Exited Honoré Victorin Daumier, 10 February 1879, in an impoverishment that many of his contemporaries, especially his foes, would have thought was his long overdue retribution- the painter was blind, heavily in debt, and later relegated to a pauper’s grave. His friends, upon visiting his resting place, would, I imagine, see it a chance to admonish their children: “Now that’s a lesson for you cheeky devils whose tongues rattle off things that should better stay unspoken.” But Daumier devoted his life in revealing those “unspoken things.” His lithography ink proved sharper than most writers’ pens. He vented his rage and stigmatised others’ infamy in his satirical and, oftentimes, side-splitting cartoons. The tone was relentlessly acerbic but only because Daumier was exposing truths that, in the time…

Review: Late Spring (1949)

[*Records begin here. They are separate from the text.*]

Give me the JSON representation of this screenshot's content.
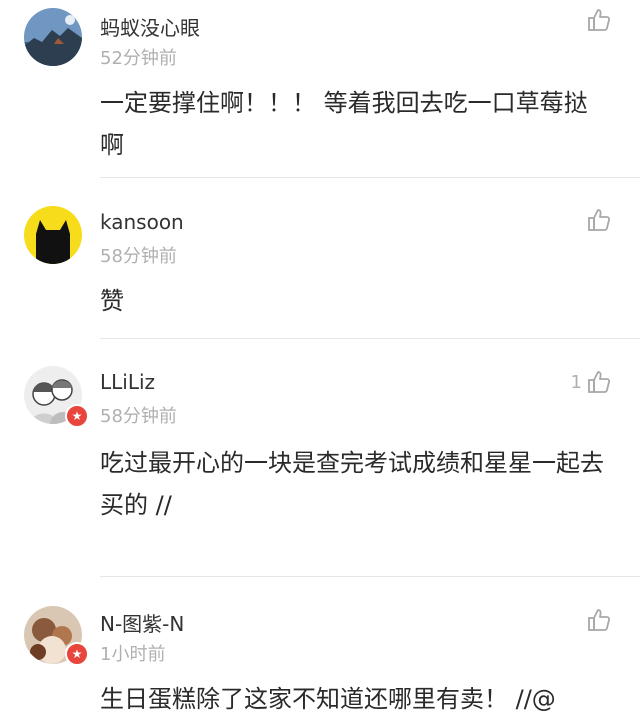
{
  "comments": [
    {
      "username": "蚂蚁没心眼",
      "time": "52分钟前",
      "text": "一定要撑住啊！！！ 等着我回去吃一口草莓挞啊",
      "likes": "",
      "avatar_icon": "landscape-avatar-icon",
      "verified": false
    },
    {
      "username": "kansoon",
      "time": "58分钟前",
      "text": "赞",
      "likes": "",
      "avatar_icon": "black-cat-avatar-icon",
      "verified": false
    },
    {
      "username": "LLiLiz",
      "time": "58分钟前",
      "text": "吃过最开心的一块是查完考试成绩和星星一起去买的 //",
      "likes": "1",
      "avatar_icon": "couple-drawing-avatar-icon",
      "verified": true
    },
    {
      "username": "N-图紫-N",
      "time": "1小时前",
      "text": "生日蛋糕除了这家不知道还哪里有卖！ //@",
      "likes": "",
      "avatar_icon": "photo-avatar-icon",
      "verified": true
    }
  ],
  "icons": {
    "like": "thumbs-up-icon",
    "verified": "star-badge-icon"
  },
  "colors": {
    "text": "#2a2a2a",
    "muted": "#b0b0b0",
    "badge": "#e8453c",
    "divider": "#e6e6e6"
  }
}
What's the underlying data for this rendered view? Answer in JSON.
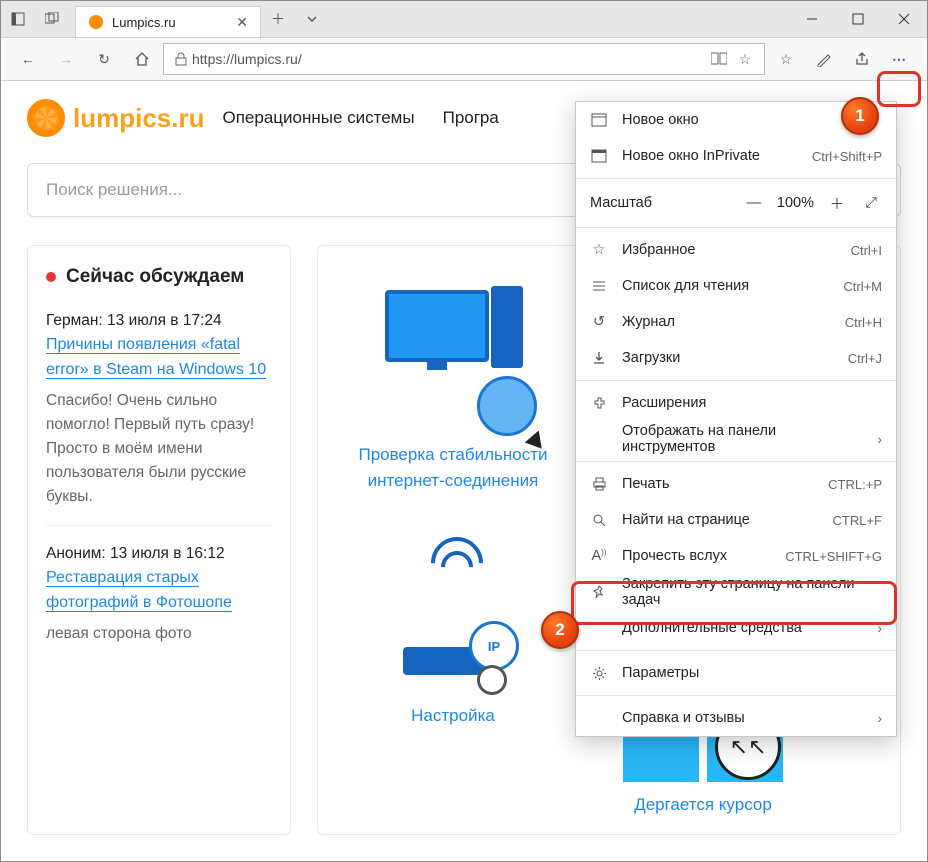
{
  "tab": {
    "title": "Lumpics.ru"
  },
  "url": "https://lumpics.ru/",
  "site": {
    "logo_text": "lumpics.ru",
    "nav": [
      "Операционные системы",
      "Програ"
    ],
    "search_placeholder": "Поиск решения..."
  },
  "sidebar": {
    "title": "Сейчас обсуждаем",
    "items": [
      {
        "meta": "Герман: 13 июля в 17:24",
        "link": "Причины появления «fatal error» в Steam на Windows 10",
        "excerpt": "Спасибо! Очень сильно помогло! Первый путь сразу! Просто в моём имени пользователя были русские буквы."
      },
      {
        "meta": "Аноним: 13 июля в 16:12",
        "link": "Реставрация старых фотографий в Фотошопе",
        "excerpt": "левая сторона фото"
      }
    ]
  },
  "cards": {
    "c0": "Проверка стабильности интернет-соединения",
    "c1": "Настройка",
    "c2": "Дергается курсор"
  },
  "menu": {
    "new_window": "Новое окно",
    "new_inprivate": "Новое окно InPrivate",
    "new_inprivate_key": "Ctrl+Shift+P",
    "zoom_label": "Масштаб",
    "zoom_value": "100%",
    "favorites": "Избранное",
    "favorites_key": "Ctrl+I",
    "reading_list": "Список для чтения",
    "reading_list_key": "Ctrl+M",
    "history": "Журнал",
    "history_key": "Ctrl+H",
    "downloads": "Загрузки",
    "downloads_key": "Ctrl+J",
    "extensions": "Расширения",
    "show_in_toolbar": "Отображать на панели инструментов",
    "print": "Печать",
    "print_key": "CTRL:+P",
    "find": "Найти на странице",
    "find_key": "CTRL+F",
    "read_aloud": "Прочесть вслух",
    "read_aloud_key": "CTRL+SHIFT+G",
    "pin_taskbar": "Закрепить эту страницу на панели задач",
    "more_tools": "Дополнительные средства",
    "settings": "Параметры",
    "feedback": "Справка и отзывы"
  },
  "markers": {
    "m1": "1",
    "m2": "2"
  }
}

As a storyteller, Yasujiro Ozu insists on an implausibly objective stance that refrains from direct commentary or criticism; his camera customarily assumes the role of a detached observer, to whom the characters in the film, staring or talking straight to the camera, occasionally address, with an intimacy akin to that between a host and his guest, a closeness that is underpinned by a mutual recognition of the psychological distance that separates the two. The audience, whose perspective, in this case, conflates the camera’s (the director’s), an invisible character’s in the film (to whom the other characters address) and their own, is thus situated amidst this spatial complexity which, as a rule, every work of art necessarily creates.
In Late Spring (1948), the camera serves in part as an underlying comment to the story, which is noted by its economy of details. A prolonged shot of a departing train, on which the father and daughter travel to the city for a one-day excursion, prefigures…

Review: Breathless (1960)

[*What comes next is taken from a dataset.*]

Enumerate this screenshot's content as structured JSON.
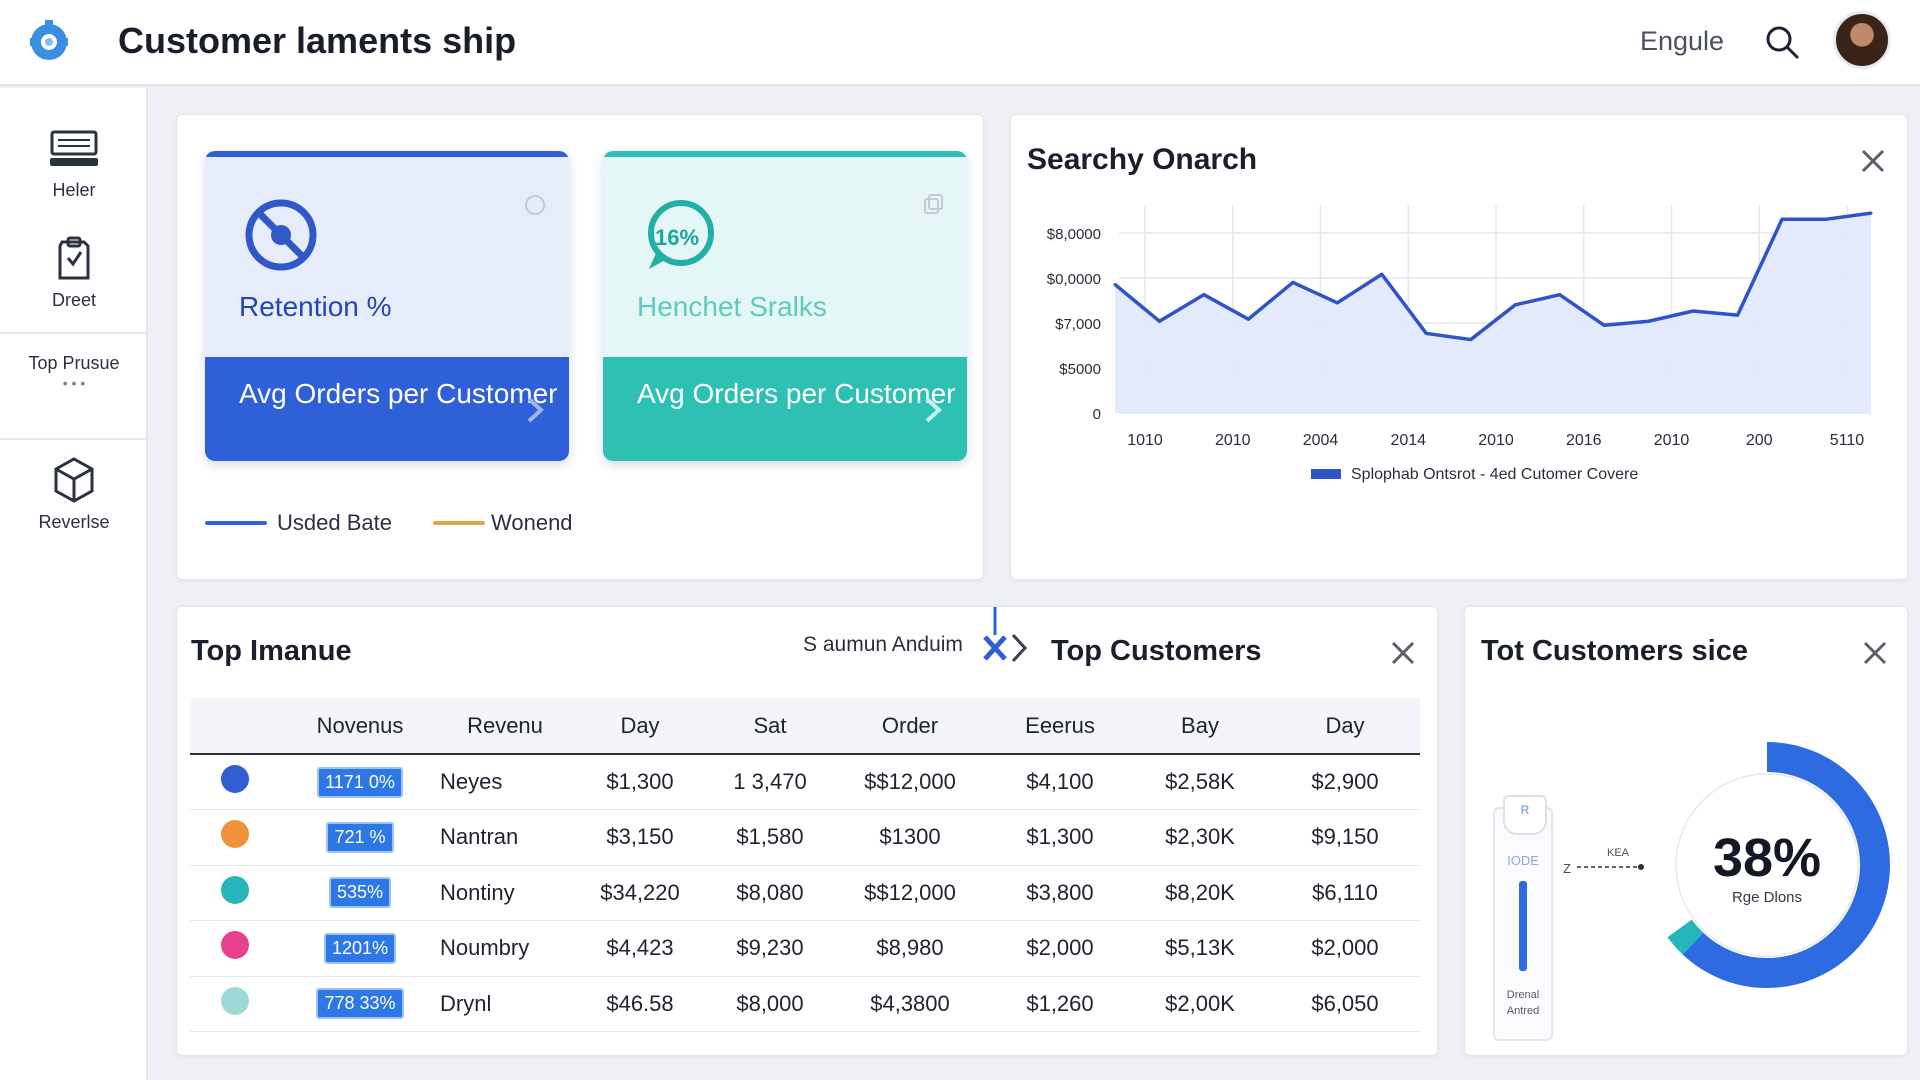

Jean Luc Godard’s first feature feels oddly like a swansong: in many respects the film seems a self-mockery of what it ostensibly celebrates – the new, the bold, the reckless; the 60s zeitgeist that resurrects the anguished ghosts of the 1920s, who, according to F. Scott Fitzgerald, grow up to “find all Gods dead, all wars fought, all faith in man shaken.” For the children of the ‘60s, their wars are of a kind in which the opponents constantly change roles: sometimes they are the unmerciful authorities bent on making miserable lives out of their inferiors; in other times they are the society at large, weeding out in its insidious and devious way the errant law-breakers. They all seem to be donning the same masks, through which the warriors recognise themselves.
This fight with one’s inner demon necessarily evokes concerns of mortality and death - timeless concerns that acquire an added pungency in the 1960s: would a dangerous, unheeding spell of hedonism finally defy life’s incontrove…